If you're looking to set up a website on a server, these days it's clear one of the best solutions is to take advantage of HTML5 technology. Over the last year, this has taken some huge leaps forward, driven by better support from the latest web browsers and a push by the World Wide Web Consortium to raise awareness and improve its capabilities.
There's so much you can do with HTML5 to make your site stand out, but with such a range of features available, where do you start? If this is something you're wondering, perhaps you might like to take a look at a few of the sites that have been highlighted by web developer publication .net magazine as some of the finest examples of the technology.
HTML5 as a development standard
The publication picked out several major sites from around the world that used HTML5 successfully from the ground up as the standard for their site. These included barackobama.com, the home page for the US president's re-election campaign. "Built by a team of industry vets, it uses semantic elements, data- attributes and schema.org and is built on HTML5 Boilerplate," .net stated. If you want to see how to make a clean, easy to navigate site, this was said to be a great example.

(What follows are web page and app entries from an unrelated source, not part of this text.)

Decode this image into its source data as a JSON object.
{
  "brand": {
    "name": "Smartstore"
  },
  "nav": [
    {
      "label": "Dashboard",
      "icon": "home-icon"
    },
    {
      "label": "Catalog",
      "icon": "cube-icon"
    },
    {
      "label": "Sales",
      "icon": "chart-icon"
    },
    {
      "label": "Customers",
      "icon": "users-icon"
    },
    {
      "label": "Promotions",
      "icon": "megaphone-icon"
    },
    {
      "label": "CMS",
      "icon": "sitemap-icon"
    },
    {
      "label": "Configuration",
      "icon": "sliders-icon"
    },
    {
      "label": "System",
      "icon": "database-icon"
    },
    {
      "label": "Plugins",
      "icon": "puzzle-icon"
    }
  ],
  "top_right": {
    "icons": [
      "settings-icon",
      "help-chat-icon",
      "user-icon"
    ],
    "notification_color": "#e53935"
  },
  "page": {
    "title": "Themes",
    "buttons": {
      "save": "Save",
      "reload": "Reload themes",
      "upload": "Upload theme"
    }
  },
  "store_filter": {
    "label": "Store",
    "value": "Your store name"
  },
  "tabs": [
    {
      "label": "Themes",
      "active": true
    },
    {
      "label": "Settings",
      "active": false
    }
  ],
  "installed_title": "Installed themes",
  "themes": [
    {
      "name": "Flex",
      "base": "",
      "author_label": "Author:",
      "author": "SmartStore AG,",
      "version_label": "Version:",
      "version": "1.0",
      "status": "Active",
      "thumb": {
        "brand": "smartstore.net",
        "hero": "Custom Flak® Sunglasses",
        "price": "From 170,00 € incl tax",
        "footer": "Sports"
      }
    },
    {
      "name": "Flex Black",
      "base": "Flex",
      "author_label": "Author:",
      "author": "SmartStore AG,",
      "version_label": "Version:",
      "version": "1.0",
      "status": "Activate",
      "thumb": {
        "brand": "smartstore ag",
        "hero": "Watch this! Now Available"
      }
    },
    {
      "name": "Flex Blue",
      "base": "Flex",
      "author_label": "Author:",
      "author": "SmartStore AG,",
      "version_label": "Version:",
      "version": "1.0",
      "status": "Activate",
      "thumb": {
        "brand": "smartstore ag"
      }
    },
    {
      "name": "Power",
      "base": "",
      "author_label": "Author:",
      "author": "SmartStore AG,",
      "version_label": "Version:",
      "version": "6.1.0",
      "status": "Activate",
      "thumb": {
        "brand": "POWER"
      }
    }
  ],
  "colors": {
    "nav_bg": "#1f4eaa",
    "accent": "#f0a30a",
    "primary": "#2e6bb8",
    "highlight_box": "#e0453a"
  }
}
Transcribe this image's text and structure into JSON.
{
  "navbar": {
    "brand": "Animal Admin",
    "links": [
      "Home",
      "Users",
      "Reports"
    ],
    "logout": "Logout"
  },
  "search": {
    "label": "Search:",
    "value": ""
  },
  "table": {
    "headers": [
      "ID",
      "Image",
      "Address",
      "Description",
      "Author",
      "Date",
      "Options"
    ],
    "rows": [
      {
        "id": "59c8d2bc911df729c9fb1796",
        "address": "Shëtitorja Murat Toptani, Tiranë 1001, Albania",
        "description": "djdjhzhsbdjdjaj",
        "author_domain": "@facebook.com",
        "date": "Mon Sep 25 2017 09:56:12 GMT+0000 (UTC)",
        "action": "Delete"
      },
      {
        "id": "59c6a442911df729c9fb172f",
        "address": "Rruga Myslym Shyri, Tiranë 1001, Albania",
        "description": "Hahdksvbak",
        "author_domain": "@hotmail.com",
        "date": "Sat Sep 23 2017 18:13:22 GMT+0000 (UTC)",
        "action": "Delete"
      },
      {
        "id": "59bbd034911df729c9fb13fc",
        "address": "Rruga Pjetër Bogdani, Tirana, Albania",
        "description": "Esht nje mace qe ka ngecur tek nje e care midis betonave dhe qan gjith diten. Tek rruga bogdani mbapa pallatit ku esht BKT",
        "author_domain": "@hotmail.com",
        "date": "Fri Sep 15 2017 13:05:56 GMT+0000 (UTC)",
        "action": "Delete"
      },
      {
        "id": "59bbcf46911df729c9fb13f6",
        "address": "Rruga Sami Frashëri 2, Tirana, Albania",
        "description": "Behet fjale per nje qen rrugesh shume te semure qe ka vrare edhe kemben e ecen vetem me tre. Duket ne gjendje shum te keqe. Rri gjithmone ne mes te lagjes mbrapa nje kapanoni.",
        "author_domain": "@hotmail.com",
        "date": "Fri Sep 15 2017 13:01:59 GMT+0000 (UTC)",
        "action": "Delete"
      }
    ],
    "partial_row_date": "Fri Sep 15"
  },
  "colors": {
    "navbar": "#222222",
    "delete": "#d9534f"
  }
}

Eslewher, the UK government was praised for its Gov.uk site, which aimed to bring information and services from all its departments under one portal. Frontend developer of the project James Weiner observed: "HTML5 is where everything is going, so it was the logical choice."
Multimedia and interactivity
However, some of the key benefits of using HTMLs are its multimedia capabilities and the way it can seamlessly integrate interactive elements into a web page due to tools such as Web Audio API and WebGL. Websites highlighted by .net for the way they do this included music app JAM with Chrome and online game HexGL, a browser-based project based on the famous Wipeout title.
The publication added 2012 saw HTML5 become undeniably the new standard for web design and predicted this is only set to improve. It stated: "We're just getting started: expect 2013 to rock the browser even harder than this year. It's a great time to be developing for the web."